“The State encourages this Court to not be the first to enable a defendant to justify premeditated murder because of an emotionally charged political belief,” the prosecution wrote. “Such a ruling has far reaching consequences and would be contrary to Kansas law.”

As events unfold inside a Wichita courtroom, the Kansas Supreme Court is considering a challenge from four media outlets, including The Associated Press, over the judge’s decision to bar reporters from witnessing jury selection. A hearing is also scheduled for Tuesday afternoon to give the defense time to respond to Wilbert’s decision to allow Roeder’s voluntary manslaughter defense.

But key questions being asked outside the courtroom in the wake of Wilbert’s decision have galvanized both sides of the abortion debate.

Will the judge’s decision embolden militant anti-abortion activists and lead to open season on abortion providers? Does the Justice Department plan to file charges against Roeder under federal statutes guaranteeing access to clinics?
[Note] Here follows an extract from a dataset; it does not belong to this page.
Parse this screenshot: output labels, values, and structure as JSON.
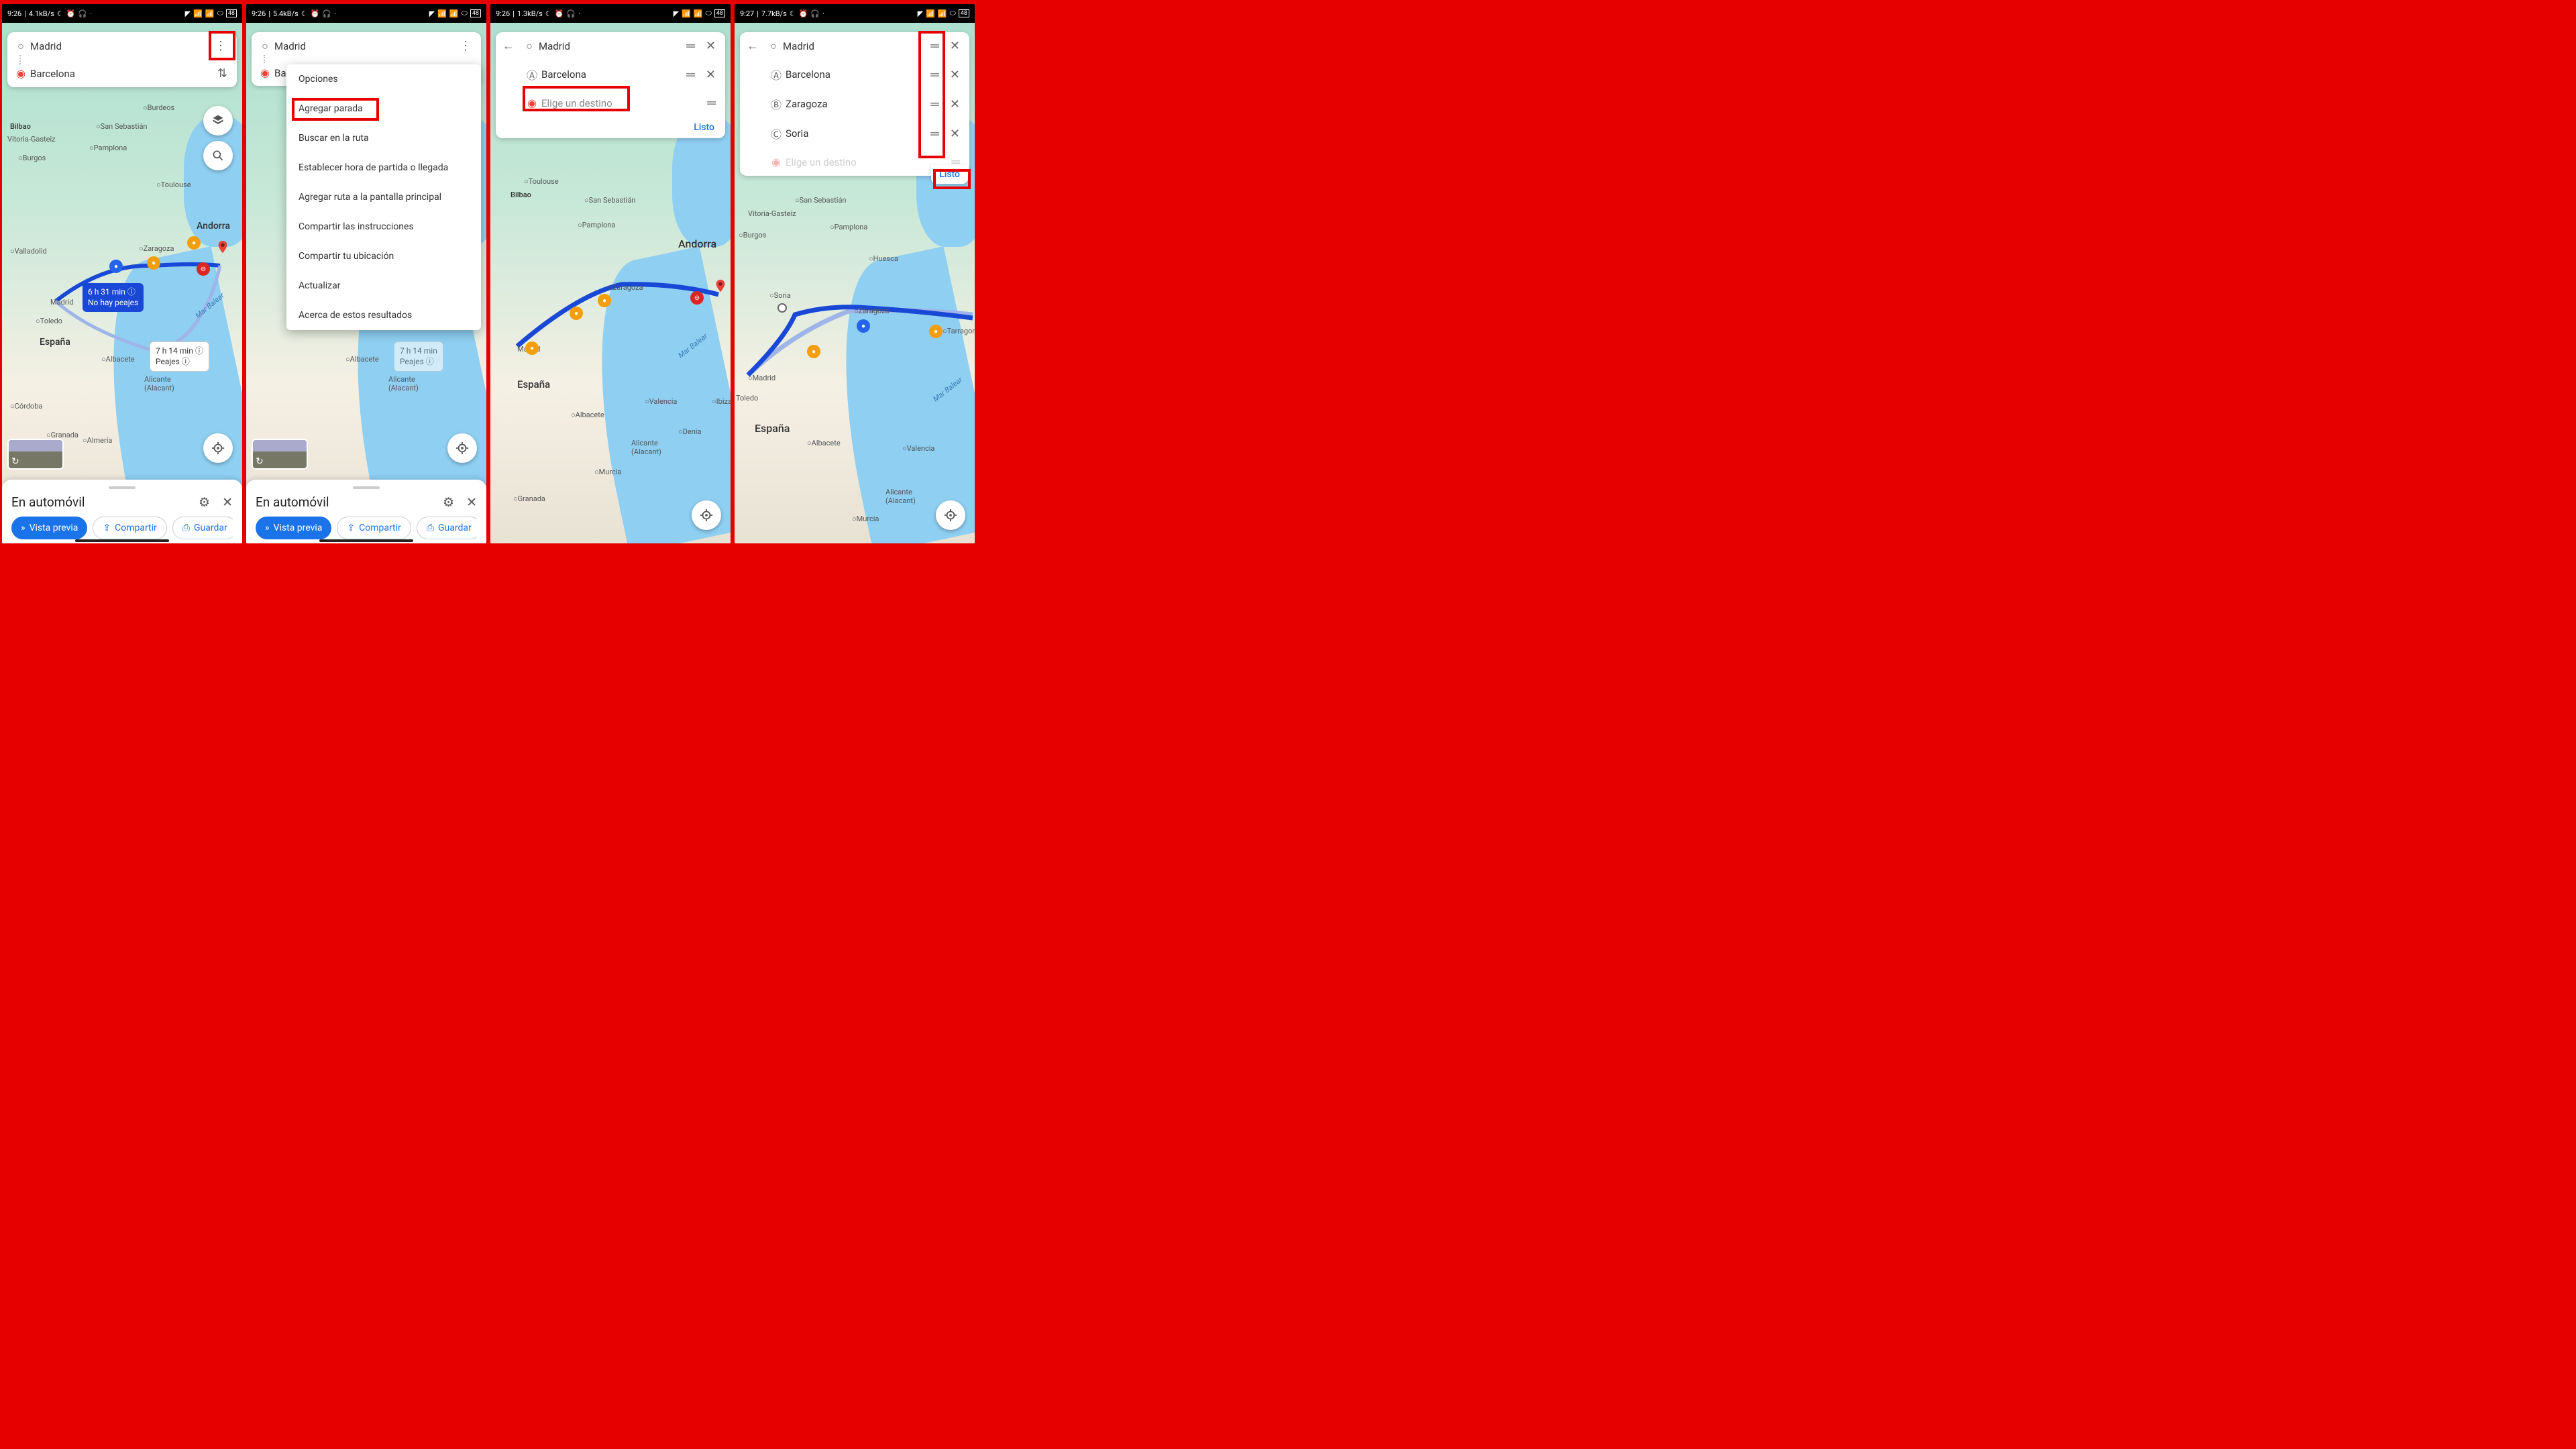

And what does it portend for the unfolding case itself and the inevitable legal challenges to the nation’s abortion laws?

Hern, of Boulder, Colo., said it’s irrelevant that Wilbert won’t decide until after the defense presents its evidence whether to allow jurors to actually consider a conviction on the lesser charge.
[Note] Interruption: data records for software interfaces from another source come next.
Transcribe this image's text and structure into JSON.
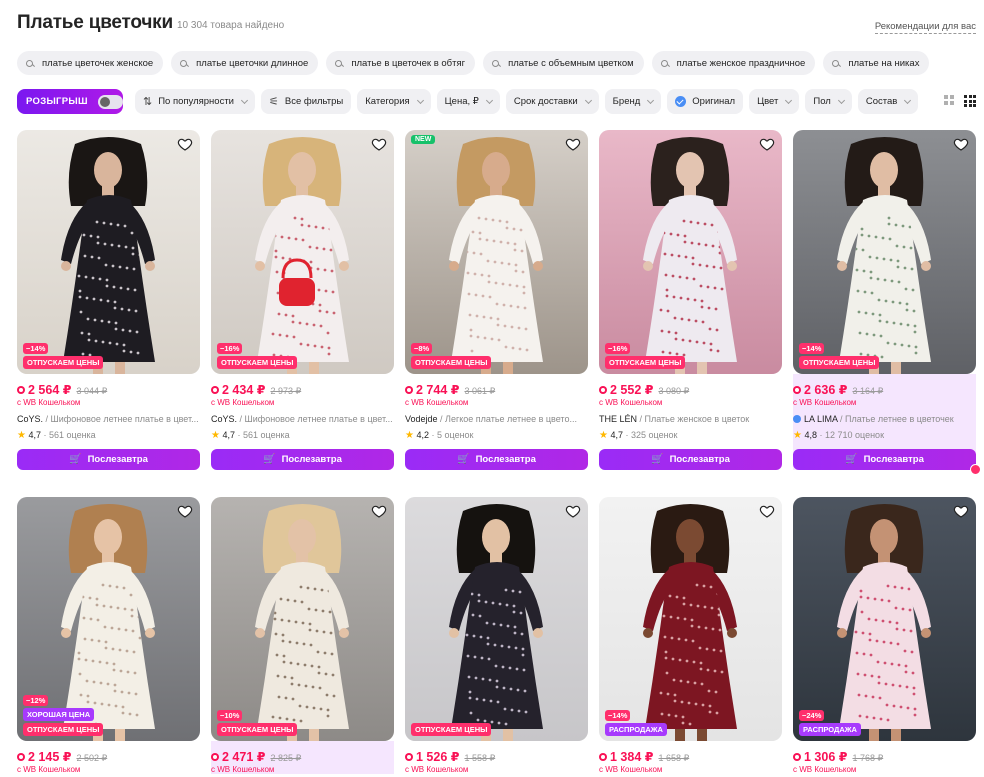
{
  "header": {
    "title": "Платье цветочки",
    "count": "10 304 товара найдено",
    "recommendations": "Рекомендации для вас"
  },
  "suggestions": [
    "платье цветочек женское",
    "платье цветочки длинное",
    "платье в цветочек в обтяг",
    "платье с объемным цветком",
    "платье женское праздничное",
    "платье на никах"
  ],
  "filters": {
    "raffle": "РОЗЫГРЫШ",
    "sort": "По популярности",
    "all_filters": "Все фильтры",
    "items": [
      "Категория",
      "Цена, ₽",
      "Срок доставки",
      "Бренд"
    ],
    "original": "Оригинал",
    "items2": [
      "Цвет",
      "Пол",
      "Состав"
    ]
  },
  "colors": {
    "accent": "#a73afd",
    "price": "#f91155"
  },
  "buy_label": "Послезавтра",
  "wallet_label": "с WB Кошельком",
  "products": [
    {
      "discount": "−14%",
      "promo": "ОТПУСКАЕМ ЦЕНЫ",
      "price": "2 564 ₽",
      "old": "3 044 ₽",
      "brand": "CoYS.",
      "name": " / Шифоновое летнее платье в цвет...",
      "rating": "4,7",
      "reviews": " · 561 оценка",
      "bg": [
        "#ece9e4",
        "#d8d2c9"
      ],
      "dress": "#1e1c22",
      "skin": "#d9b59c",
      "hair": "#1a1614",
      "pattern": "#e8e0e6"
    },
    {
      "discount": "−16%",
      "promo": "ОТПУСКАЕМ ЦЕНЫ",
      "price": "2 434 ₽",
      "old": "2 973 ₽",
      "brand": "CoYS.",
      "name": " / Шифоновое летнее платье в цвет...",
      "rating": "4,7",
      "reviews": " · 561 оценка",
      "bg": [
        "#e7e3df",
        "#cfc9c2"
      ],
      "dress": "#f3eeee",
      "skin": "#e2c0a5",
      "hair": "#d7b47a",
      "pattern": "#c24a5b",
      "bag": "#e0232f"
    },
    {
      "discount": "−8%",
      "promo": "ОТПУСКАЕМ ЦЕНЫ",
      "new": "NEW",
      "price": "2 744 ₽",
      "old": "3 061 ₽",
      "brand": "Vodejde",
      "name": " / Легкое платье летнее в цвето...",
      "rating": "4,2",
      "reviews": " · 5 оценок",
      "bg": [
        "#d5cfc8",
        "#9d948a"
      ],
      "dress": "#f5f2ee",
      "skin": "#d7ab8c",
      "hair": "#c49a62",
      "pattern": "#c9a7a0"
    },
    {
      "discount": "−16%",
      "promo": "ОТПУСКАЕМ ЦЕНЫ",
      "price": "2 552 ₽",
      "old": "3 080 ₽",
      "brand": "THE LÉN",
      "name": " / Платье женское в цветок",
      "rating": "4,7",
      "reviews": " · 325 оценок",
      "bg": [
        "#e9b8c8",
        "#c98ba0"
      ],
      "dress": "#eeeaf0",
      "skin": "#e3c4b1",
      "hair": "#2b211d",
      "pattern": "#b3324b"
    },
    {
      "discount": "−14%",
      "promo": "ОТПУСКАЕМ ЦЕНЫ",
      "price": "2 636 ₽",
      "old": "3 164 ₽",
      "brand": "LA LIMA",
      "verified": true,
      "name": " / Платье летнее в цветочек",
      "rating": "4,8",
      "reviews": " · 12 710 оценок",
      "bg": [
        "#8d8f93",
        "#5f6166"
      ],
      "dress": "#f1f0ea",
      "skin": "#e0bda4",
      "hair": "#231b17",
      "pattern": "#6a8a6a",
      "highlight": true
    },
    {
      "discount": "−12%",
      "promo": "ХОРОШАЯ ЦЕНА",
      "promo_type": "good",
      "promo2": "ОТПУСКАЕМ ЦЕНЫ",
      "price": "2 145 ₽",
      "old": "2 502 ₽",
      "bg": [
        "#9a9b9e",
        "#6f7074"
      ],
      "dress": "#f3efe6",
      "skin": "#e6c3a6",
      "hair": "#b08050",
      "pattern": "#b39a8a"
    },
    {
      "discount": "−10%",
      "promo": "ОТПУСКАЕМ ЦЕНЫ",
      "price": "2 471 ₽",
      "old": "2 825 ₽",
      "bg": [
        "#b6b3b0",
        "#8d8a87"
      ],
      "dress": "#efe9df",
      "skin": "#e3c2a7",
      "hair": "#e0c69a",
      "pattern": "#7d6a58",
      "highlight": true
    },
    {
      "promo": "ОТПУСКАЕМ ЦЕНЫ",
      "price": "1 526 ₽",
      "old": "1 558 ₽",
      "bg": [
        "#dcdbdd",
        "#c7c6c9"
      ],
      "dress": "#25222c",
      "skin": "#e2c1a4",
      "hair": "#15120f",
      "pattern": "#d9cfe2"
    },
    {
      "discount": "−14%",
      "promo": "РАСПРОДАЖА",
      "promo_type": "sale",
      "price": "1 384 ₽",
      "old": "1 658 ₽",
      "bg": [
        "#f2f2f2",
        "#e4e4e4"
      ],
      "dress": "#7d1622",
      "skin": "#7b4a32",
      "hair": "#2a1a12",
      "pattern": "#e8b9b9"
    },
    {
      "discount": "−24%",
      "promo": "РАСПРОДАЖА",
      "promo_type": "sale",
      "price": "1 306 ₽",
      "old": "1 768 ₽",
      "bg": [
        "#4d5560",
        "#2e353d"
      ],
      "dress": "#f3dde4",
      "skin": "#c49274",
      "hair": "#3a271c",
      "pattern": "#c8375d"
    }
  ]
}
“The damage is done: The judge has agreed to give him a platform,” Hern said. “It is an act of incomprehensible stupidity on the part of the judge, but he is carrying out the will of the people of Kansas who are trying to get out of the 19th century.”

The Feminist Majority Foundation also denounced the ruling, saying Wilbert essentially was allowing a justifiable homicide defense. The group, which supports abortion rights, urged the Justice Department to file federal charges under the Freedom of Access to Clinic Entrances Act.
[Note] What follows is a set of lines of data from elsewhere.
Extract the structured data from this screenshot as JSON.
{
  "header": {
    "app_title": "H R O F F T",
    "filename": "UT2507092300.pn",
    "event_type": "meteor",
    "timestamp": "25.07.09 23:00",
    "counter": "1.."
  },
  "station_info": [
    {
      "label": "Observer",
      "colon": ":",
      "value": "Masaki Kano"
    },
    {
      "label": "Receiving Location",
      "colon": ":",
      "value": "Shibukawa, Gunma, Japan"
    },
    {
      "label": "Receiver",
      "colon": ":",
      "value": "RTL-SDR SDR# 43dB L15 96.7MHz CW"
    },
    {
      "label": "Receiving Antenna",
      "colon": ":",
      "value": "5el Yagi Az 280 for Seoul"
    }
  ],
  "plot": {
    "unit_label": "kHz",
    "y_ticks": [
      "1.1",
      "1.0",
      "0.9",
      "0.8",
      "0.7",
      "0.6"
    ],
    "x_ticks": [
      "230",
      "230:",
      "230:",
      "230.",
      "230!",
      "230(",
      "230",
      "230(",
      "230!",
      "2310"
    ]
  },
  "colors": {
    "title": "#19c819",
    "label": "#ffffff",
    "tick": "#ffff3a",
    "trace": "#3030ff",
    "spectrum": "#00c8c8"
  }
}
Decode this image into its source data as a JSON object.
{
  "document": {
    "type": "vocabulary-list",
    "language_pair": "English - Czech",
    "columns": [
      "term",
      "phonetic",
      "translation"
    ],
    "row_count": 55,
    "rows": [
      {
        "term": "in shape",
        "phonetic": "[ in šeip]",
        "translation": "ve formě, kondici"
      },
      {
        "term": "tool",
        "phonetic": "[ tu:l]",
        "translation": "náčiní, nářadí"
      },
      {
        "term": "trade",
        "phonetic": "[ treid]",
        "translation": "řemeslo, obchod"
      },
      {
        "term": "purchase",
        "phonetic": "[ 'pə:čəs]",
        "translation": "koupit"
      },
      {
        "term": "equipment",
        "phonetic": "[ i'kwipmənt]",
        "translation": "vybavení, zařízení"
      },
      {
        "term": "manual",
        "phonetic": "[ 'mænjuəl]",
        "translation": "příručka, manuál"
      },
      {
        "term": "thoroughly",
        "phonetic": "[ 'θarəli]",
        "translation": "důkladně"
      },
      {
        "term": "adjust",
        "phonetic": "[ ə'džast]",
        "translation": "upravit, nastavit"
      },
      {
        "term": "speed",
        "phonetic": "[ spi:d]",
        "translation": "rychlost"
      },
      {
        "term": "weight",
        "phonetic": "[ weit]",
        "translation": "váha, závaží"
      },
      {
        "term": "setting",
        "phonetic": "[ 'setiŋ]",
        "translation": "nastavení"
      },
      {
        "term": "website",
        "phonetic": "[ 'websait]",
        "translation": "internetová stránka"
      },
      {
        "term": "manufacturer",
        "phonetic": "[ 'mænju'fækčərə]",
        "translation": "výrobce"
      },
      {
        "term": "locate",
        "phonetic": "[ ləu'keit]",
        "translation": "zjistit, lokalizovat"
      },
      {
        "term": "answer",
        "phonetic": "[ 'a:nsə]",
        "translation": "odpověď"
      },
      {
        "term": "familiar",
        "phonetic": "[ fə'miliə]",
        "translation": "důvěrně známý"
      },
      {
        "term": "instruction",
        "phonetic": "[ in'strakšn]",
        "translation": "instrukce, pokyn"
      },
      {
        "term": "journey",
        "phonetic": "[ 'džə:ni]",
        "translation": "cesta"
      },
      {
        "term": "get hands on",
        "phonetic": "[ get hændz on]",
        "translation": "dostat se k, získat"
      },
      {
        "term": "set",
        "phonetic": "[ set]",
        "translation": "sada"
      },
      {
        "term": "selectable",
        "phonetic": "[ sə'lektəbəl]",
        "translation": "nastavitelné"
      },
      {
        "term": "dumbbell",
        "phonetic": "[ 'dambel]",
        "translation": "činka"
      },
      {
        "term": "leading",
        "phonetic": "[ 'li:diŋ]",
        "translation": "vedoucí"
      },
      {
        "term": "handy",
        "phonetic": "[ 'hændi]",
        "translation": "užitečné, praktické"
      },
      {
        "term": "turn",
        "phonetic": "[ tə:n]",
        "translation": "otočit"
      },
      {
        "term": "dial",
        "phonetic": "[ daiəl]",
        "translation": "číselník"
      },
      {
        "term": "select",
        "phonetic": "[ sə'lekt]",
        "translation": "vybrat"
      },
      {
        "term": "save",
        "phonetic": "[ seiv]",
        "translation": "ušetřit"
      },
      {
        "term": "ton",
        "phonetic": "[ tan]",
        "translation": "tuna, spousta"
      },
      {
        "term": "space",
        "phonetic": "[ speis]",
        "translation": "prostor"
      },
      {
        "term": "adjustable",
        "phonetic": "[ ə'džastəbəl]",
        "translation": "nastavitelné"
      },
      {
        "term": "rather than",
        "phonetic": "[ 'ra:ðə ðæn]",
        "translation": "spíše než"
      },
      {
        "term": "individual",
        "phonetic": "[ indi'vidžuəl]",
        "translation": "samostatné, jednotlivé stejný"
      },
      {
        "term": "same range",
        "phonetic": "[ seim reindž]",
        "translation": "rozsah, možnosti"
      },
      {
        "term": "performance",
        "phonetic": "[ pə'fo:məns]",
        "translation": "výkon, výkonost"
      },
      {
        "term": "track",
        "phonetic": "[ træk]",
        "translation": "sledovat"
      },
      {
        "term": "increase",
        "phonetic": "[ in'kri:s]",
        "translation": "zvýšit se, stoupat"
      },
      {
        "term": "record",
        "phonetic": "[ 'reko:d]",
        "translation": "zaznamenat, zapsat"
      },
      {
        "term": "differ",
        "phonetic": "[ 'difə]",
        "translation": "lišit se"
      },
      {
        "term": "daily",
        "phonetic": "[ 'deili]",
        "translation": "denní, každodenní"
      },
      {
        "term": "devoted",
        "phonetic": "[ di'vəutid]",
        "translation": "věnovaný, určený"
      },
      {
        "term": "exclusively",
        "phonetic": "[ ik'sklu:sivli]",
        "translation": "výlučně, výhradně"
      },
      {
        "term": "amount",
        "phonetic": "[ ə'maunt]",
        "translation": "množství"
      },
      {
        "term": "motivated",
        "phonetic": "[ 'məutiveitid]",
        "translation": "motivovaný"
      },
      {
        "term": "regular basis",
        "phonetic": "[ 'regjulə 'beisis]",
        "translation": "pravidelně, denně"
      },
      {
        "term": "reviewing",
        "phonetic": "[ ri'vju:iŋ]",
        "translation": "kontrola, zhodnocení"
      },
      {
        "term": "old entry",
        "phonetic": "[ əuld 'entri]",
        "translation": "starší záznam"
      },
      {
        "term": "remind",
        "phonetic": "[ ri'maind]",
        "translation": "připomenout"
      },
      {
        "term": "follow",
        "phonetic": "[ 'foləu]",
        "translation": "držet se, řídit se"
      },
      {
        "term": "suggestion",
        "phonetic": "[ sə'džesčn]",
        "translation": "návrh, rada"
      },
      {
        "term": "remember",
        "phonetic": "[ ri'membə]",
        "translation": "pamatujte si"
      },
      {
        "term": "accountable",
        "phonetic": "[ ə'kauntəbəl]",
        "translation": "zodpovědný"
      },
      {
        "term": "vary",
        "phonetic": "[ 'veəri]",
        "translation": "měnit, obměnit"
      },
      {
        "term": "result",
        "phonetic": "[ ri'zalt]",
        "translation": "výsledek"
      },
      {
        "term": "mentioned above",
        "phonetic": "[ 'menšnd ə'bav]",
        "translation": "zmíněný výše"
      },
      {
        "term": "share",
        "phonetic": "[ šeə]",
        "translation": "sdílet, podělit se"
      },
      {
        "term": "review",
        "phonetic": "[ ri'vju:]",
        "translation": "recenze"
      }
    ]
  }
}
Justice Department spokesman Alejandro Miyar declined to comment, citing an ongoing investigation.

A man who runs a Web site supporting violence against abortion providers said in the wake of the judge’s decision that he has changed his mind about attending Roeder’s trial. The Rev. Don Spitz of Chesapeake, Va., said he and other activists from the Army of God plan to observe the court proceedings quietly next week.

“I am flabbergasted, but in a good way,” Spitz said of the judge’s decision.

Spitz acknowledged that the possibility that Wilbert’s decision may influence some people who in the past wouldn’t kill abortion providers because they risked a sentence of death or life imprisonment. “It may increase the number of people who may be willing to take that risk,” he said.

In Des Moines, Iowa, militant anti-abortion activist Dave Leach agreed the decision opens the door to presenting the same evidence as in a case of justifiable homicide. It was Leach who wrote the 104-page legal brief that Roeder signed and submitted to the court in which he admitted killing Tiller.

“The closer we come to a court actually addressing these issues, the less danger abortionists are going to be in,” Leach said.